Posted by: Loren Coleman on October 23rd, 2007
Depiction of a native being consumed by a Ya-te-veo (“I can see you”) carnivorous tree of Central America, from Land and Sea by J.W. Buel, 1887. Source: Wikipedia. (The image appears to be from a woodcut, naturally.)
In Roy Mackal’s book, Searching for Hidden Animals (NY: Doubleday, 1980), his last chapter is entitled “The Monstrous Plants.” It was not about cryptozoology, needless to say, but about cryptobotany, being a short treatise on the Victorian accounts of man-eating plants.
As Mackal points out, many zoologists and botanists have been fascinated by plants that eat meat since the days when Charles Darwin was bitten by this interest, and wrote a definitive work on the subject, Insectivorous Plants, published in 1888.
Like Mackal, who tells of having acquired several varieties of carnivorous plants after reading about them in Darwin, I recall as a boy buying and successfully raising Venus flytraps (Dionaena muscipula), after reading about the plants in Willy Ley’s Salamanders and Other Wonders (NY: Viking, 1955).
Recently, I’ve actually thought about getting some more, to raise them in this bay window here at the museum. The plants still intrigue me. Nature does have some fine wonders.
Anyway, Mackal spends his final chapter detailing mostly the reports from the 1850s through the 1940s of the “Man-Eating Tree of Madagacar,” and the expeditions that searched (unsuccessfully) for the species.
Little did I imagine that I would run across a new story of a similar nature, but here it is, from today, from South India: “Cow-eating trees of Padrame.”
Mangalore: Carnivorous trees grabbing humans and cattle and gobbling them up is not just village folklore.
Residents of Padrame near Kokkoda in Uppinangady forest range sighted one such carnivorous tree trying to dine on a cow last Thursday [October 18, 2007]. According to reports, the cow owned by Anand Gowda had been left to graze in the forests.
The cow was suddenly grabbed by the branches and pulled from the ground. The terrified cowherd ran to the village, and got Gowda and a band of villagers to the carnivorous tree.
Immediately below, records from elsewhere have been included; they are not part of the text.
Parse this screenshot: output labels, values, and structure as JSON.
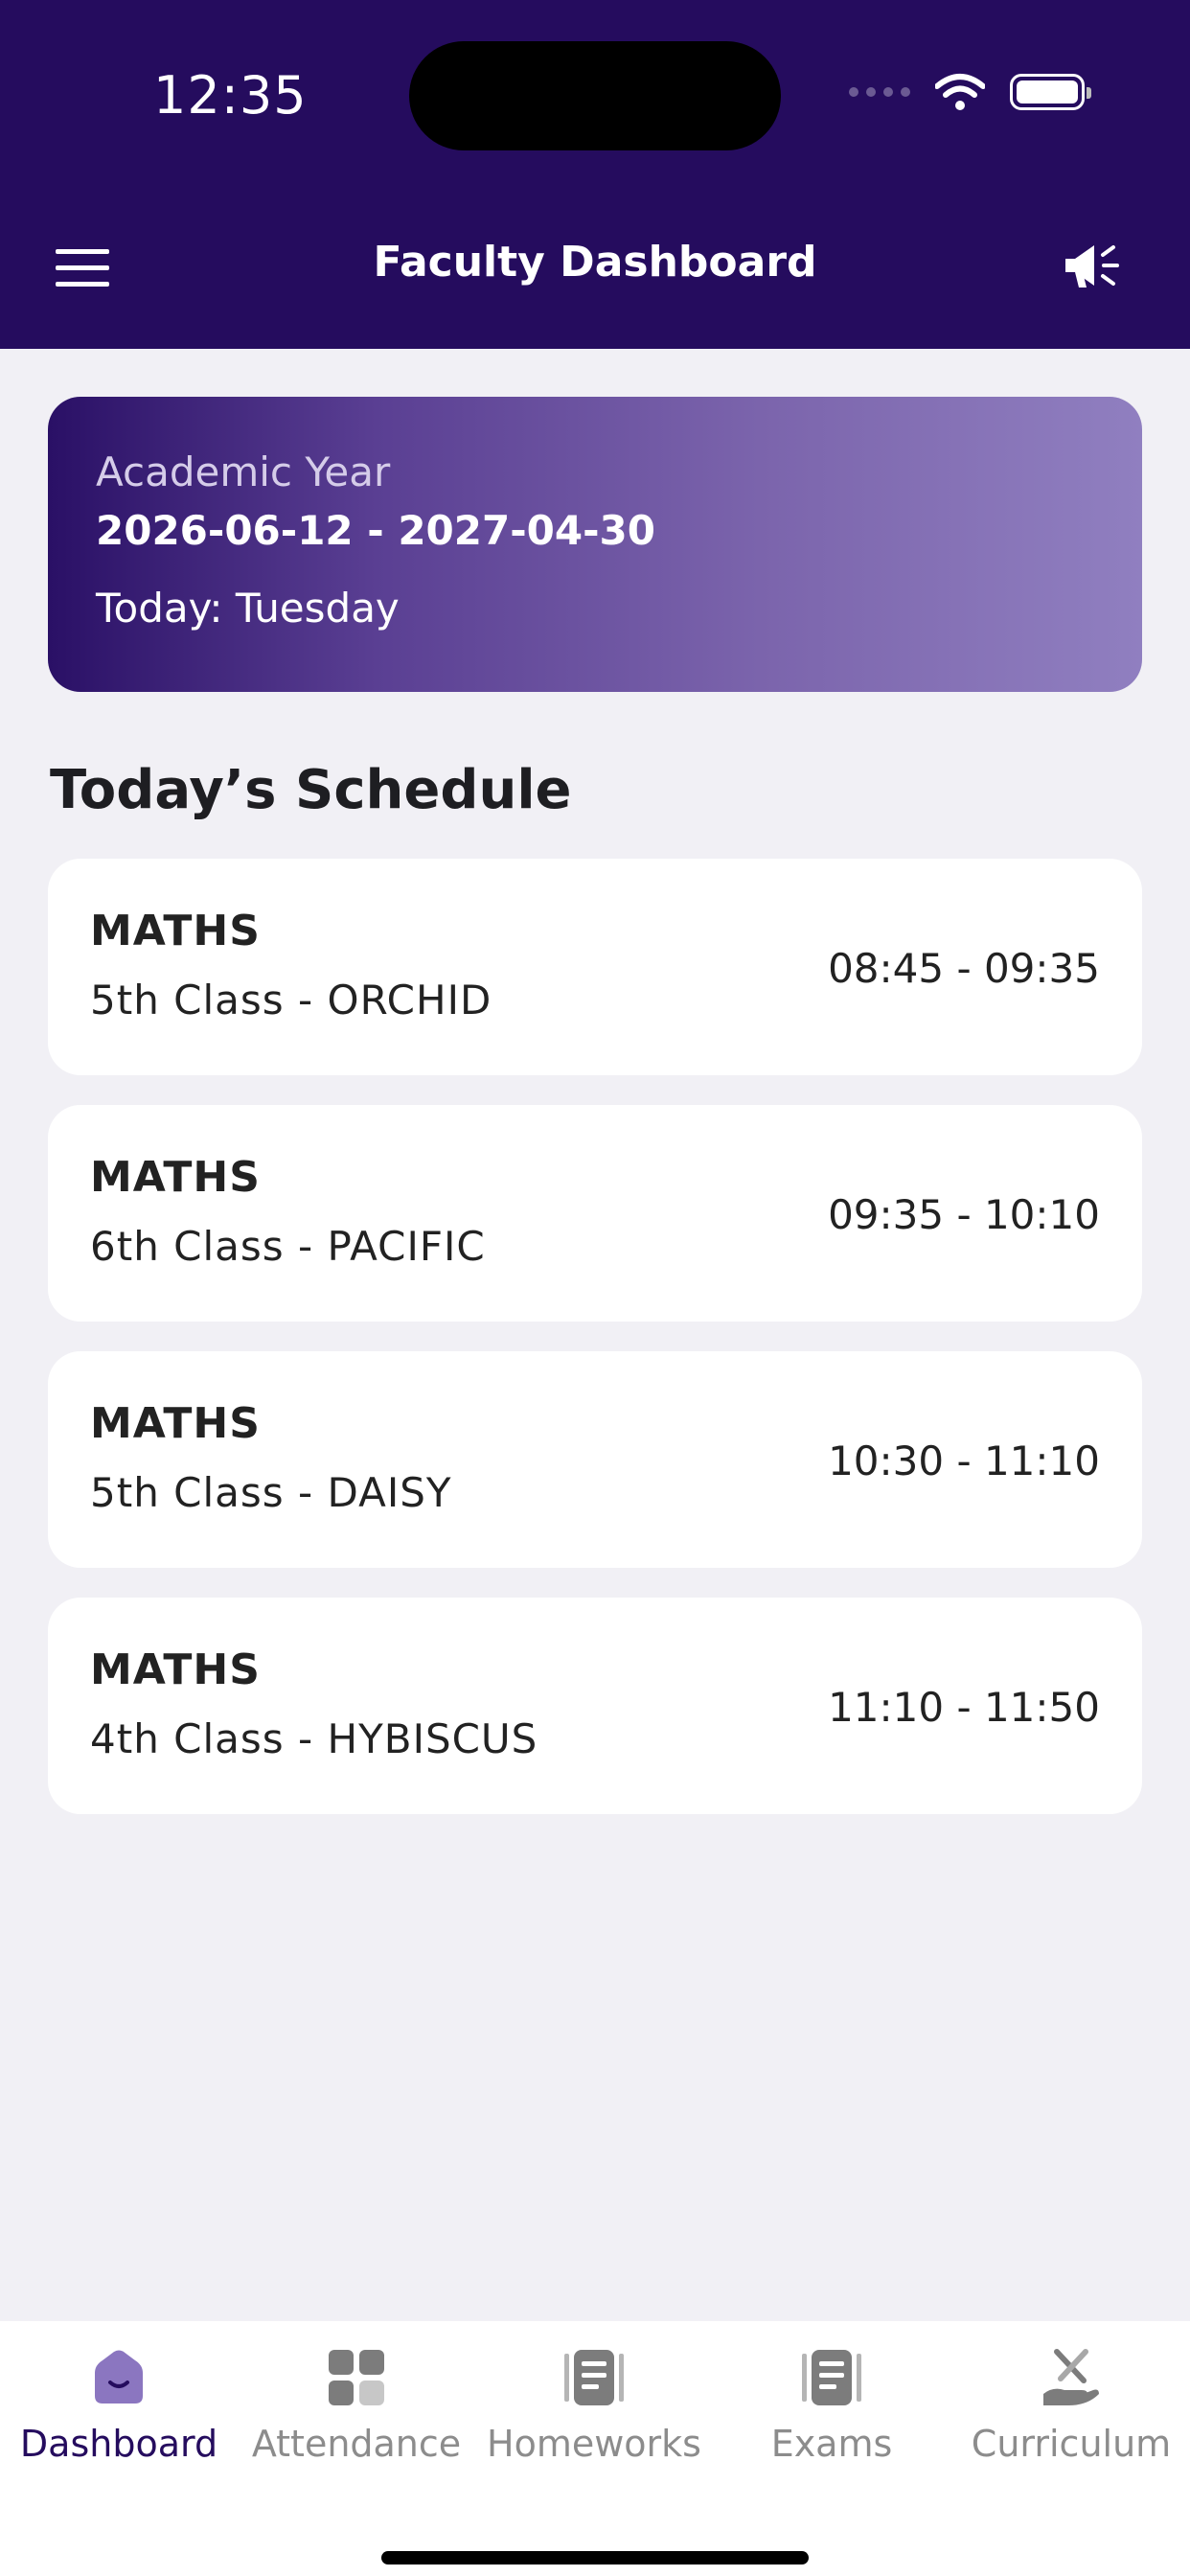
{
  "status_bar": {
    "time": "12:35"
  },
  "header": {
    "title": "Faculty Dashboard"
  },
  "academic_year": {
    "label": "Academic Year",
    "range": "2026-06-12 - 2027-04-30",
    "today": "Today: Tuesday"
  },
  "schedule": {
    "title": "Today’s Schedule",
    "items": [
      {
        "subject": "MATHS",
        "class": "5th Class - ORCHID",
        "time": "08:45 - 09:35"
      },
      {
        "subject": "MATHS",
        "class": "6th Class - PACIFIC",
        "time": "09:35 - 10:10"
      },
      {
        "subject": "MATHS",
        "class": "5th Class - DAISY",
        "time": "10:30 - 11:10"
      },
      {
        "subject": "MATHS",
        "class": "4th Class - HYBISCUS",
        "time": "11:10 - 11:50"
      }
    ]
  },
  "tabs": [
    {
      "label": "Dashboard",
      "icon": "home-icon",
      "active": true
    },
    {
      "label": "Attendance",
      "icon": "grid-icon",
      "active": false
    },
    {
      "label": "Homeworks",
      "icon": "document-icon",
      "active": false
    },
    {
      "label": "Exams",
      "icon": "document-icon",
      "active": false
    },
    {
      "label": "Curriculum",
      "icon": "tools-hand-icon",
      "active": false
    }
  ],
  "colors": {
    "header": "#250c5e",
    "accent": "#7b64ac",
    "background": "#f1f0f5"
  }
}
Before the tree could have its meal, Anand Gowda and the villagers struck mortal blows to the branches that turned limp and the cow was rescued. Uppinangady range forest officer (RFO) Subramanya Rao said the tree was described as ‘pili mara’ (tiger tree) in native lingo.
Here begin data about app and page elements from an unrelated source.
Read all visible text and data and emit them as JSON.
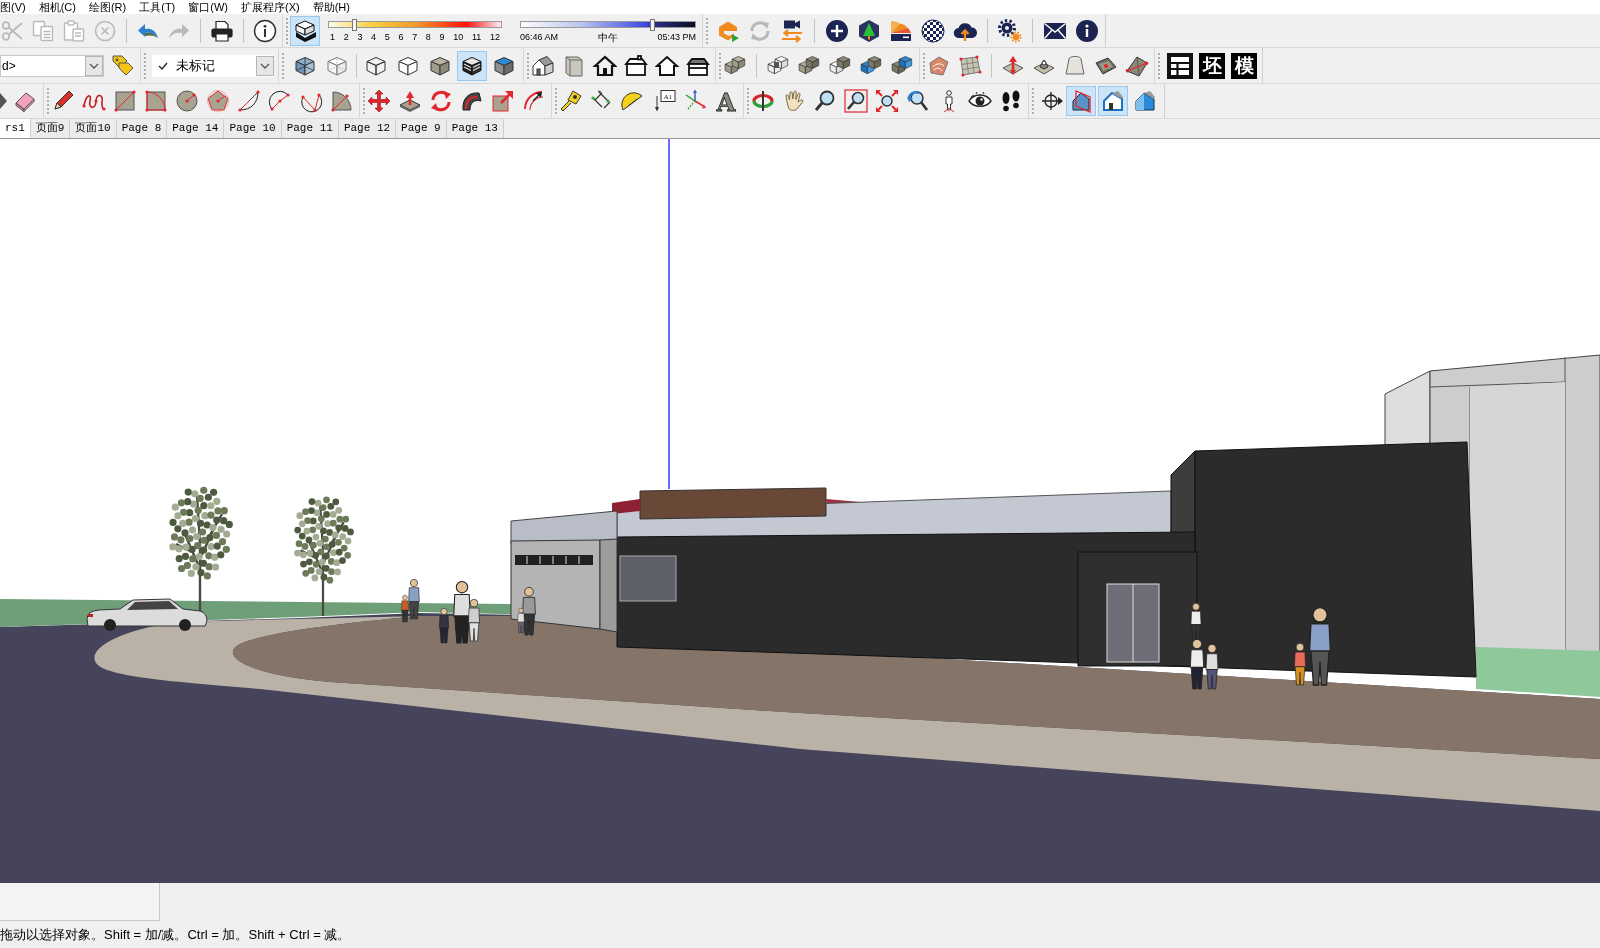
{
  "menu_bar": {
    "items": [
      "图(V)",
      "相机(C)",
      "绘图(R)",
      "工具(T)",
      "窗口(W)",
      "扩展程序(X)",
      "帮助(H)"
    ]
  },
  "edit_toolbar": {
    "buttons": [
      {
        "disabled": true
      },
      {
        "disabled": true
      },
      {
        "disabled": true
      },
      {
        "disabled": true
      },
      {
        "disabled": false
      },
      {
        "disabled": true
      },
      {
        "disabled": false
      },
      {
        "disabled": false
      }
    ]
  },
  "shadows_toolbar": {
    "shadows_on": true,
    "month_slider": {
      "labels": [
        "1",
        "2",
        "3",
        "4",
        "5",
        "6",
        "7",
        "8",
        "9",
        "10",
        "11",
        "12"
      ],
      "level": 0.15
    },
    "time_slider": {
      "start": "06:46 AM",
      "middle": "中午",
      "end": "05:43 PM",
      "level": 0.75
    }
  },
  "layer_dropdown": {
    "value": "d>"
  },
  "tag_dropdown": {
    "value": "未标记"
  },
  "styles_toolbar": {
    "xray": false,
    "back_edges": false,
    "modes": [
      {
        "selected": false
      },
      {
        "selected": false
      },
      {
        "selected": false
      },
      {
        "selected": true
      },
      {
        "selected": false
      }
    ]
  },
  "custom_toolbar": {
    "labels": [
      "坯",
      "模"
    ]
  },
  "text_tools": {
    "text_label": "A1",
    "three_d_text": "A"
  },
  "section_toolbar": {
    "planes_shown": true,
    "cuts_shown": true,
    "fill_shown": false
  },
  "scene_tabs": [
    {
      "label": "rs1",
      "selected": true
    },
    {
      "label": "页面9",
      "selected": false
    },
    {
      "label": "页面10",
      "selected": false
    },
    {
      "label": "Page 8",
      "selected": false
    },
    {
      "label": "Page 14",
      "selected": false
    },
    {
      "label": "Page 10",
      "selected": false
    },
    {
      "label": "Page 11",
      "selected": false
    },
    {
      "label": "Page 12",
      "selected": false
    },
    {
      "label": "Page 9",
      "selected": false
    },
    {
      "label": "Page 13",
      "selected": false
    }
  ],
  "status_bar": {
    "text": "拖动以选择对象。Shift = 加/减。Ctrl = 加。Shift + Ctrl = 减。"
  }
}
He had received many complaints about cattle returning home in the evenings without tails. On Friday, the field staff confirmed coming across a similar tree in Padrane, partially felled down.
However no detailed inquiry was made as the authorities were not asked for any report, Rao said.‘Cow-eating’ trees of Padrame, Tuesday, October 23, 2007, Express News Service, New IndPress.
Loren Coleman is one of the world’s leading cryptozoologists, some say “the” leading. Certainly, he is acknowledged as the current living American researcher and writer who has most popularized cryptozoology in the late 20th and early 21st centuries. Starting his fieldwork and investigations in 1960, after traveling and trekking extensively in pursuit of cryptozoological mysteries, Coleman began writing to share his experiences in 1969. An honorary member of Ivan T. Sanderson’s Society for the Investigation of the Unexplained in the 1970s, Coleman has been bestowed with similar honorary memberships of the North Idaho College Cryptozoology Club in 1983, and in subsequent years, that of the British Columbia Scientific Cryptozoology Club, CryptoSafari International, and other international organizations. He was also a Life Member and Benefactor of the International Society of Cryptozoology (now-defunct). Loren Coleman’s daily blog, as a member of the Cryptomundo Team, served as an ongoing avenue of communication for the ever-growing body of cryptozoo news from 2005 through 2013.